_DESCRIPTION OF THE TASK:_
Write out every record below exactly as it appears, omitting the pictures.

= Beginning of Section =

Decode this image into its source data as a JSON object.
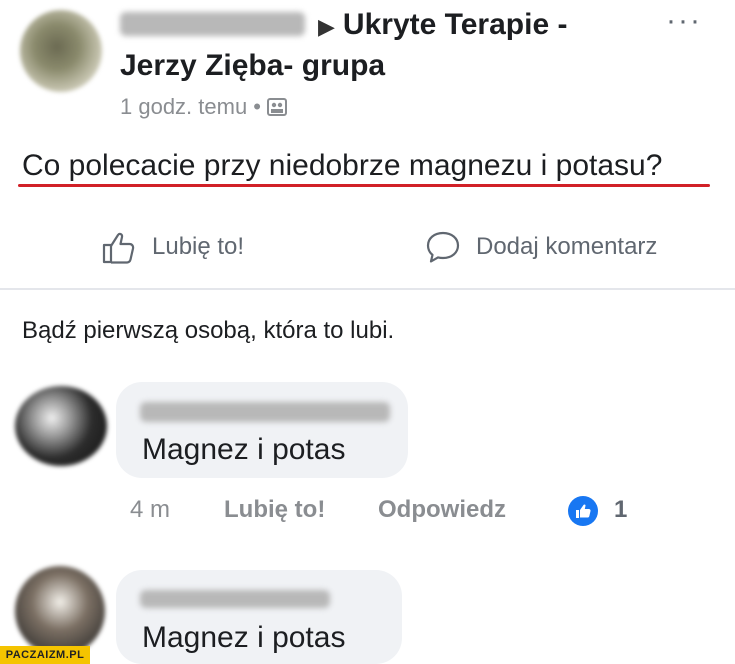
{
  "post": {
    "group_line1": "Ukryte Terapie -",
    "group_line2": "Jerzy Zięba- grupa",
    "time": "1 godz. temu",
    "separator": "•",
    "more": "···",
    "question": "Co polecacie przy niedobrze magnezu i potasu?",
    "actions": {
      "like": "Lubię to!",
      "comment": "Dodaj komentarz"
    },
    "first_like": "Bądź pierwszą osobą, która to lubi."
  },
  "comments": [
    {
      "text": "Magnez i potas",
      "time": "4 m",
      "like": "Lubię to!",
      "reply": "Odpowiedz",
      "reactions": "1"
    },
    {
      "text": "Magnez i potas"
    }
  ],
  "watermark": "PACZAIZM.PL",
  "colors": {
    "accent_blue": "#1877f2",
    "underline_red": "#d12027",
    "muted": "#8a8d91",
    "bubble": "#f0f2f5"
  }
}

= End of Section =

_ANSWER SPACE:_
Decode this image into its source data as a JSON object.
{
  "post": {
    "group_line1": "Ukryte Terapie -",
    "group_line2": "Jerzy Zięba- grupa",
    "time": "1 godz. temu",
    "separator": "•",
    "more": "···",
    "question": "Co polecacie przy niedobrze magnezu i potasu?",
    "actions": {
      "like": "Lubię to!",
      "comment": "Dodaj komentarz"
    },
    "first_like": "Bądź pierwszą osobą, która to lubi."
  },
  "comments": [
    {
      "text": "Magnez i potas",
      "time": "4 m",
      "like": "Lubię to!",
      "reply": "Odpowiedz",
      "reactions": "1"
    },
    {
      "text": "Magnez i potas"
    }
  ],
  "watermark": "PACZAIZM.PL",
  "colors": {
    "accent_blue": "#1877f2",
    "underline_red": "#d12027",
    "muted": "#8a8d91",
    "bubble": "#f0f2f5"
  }
}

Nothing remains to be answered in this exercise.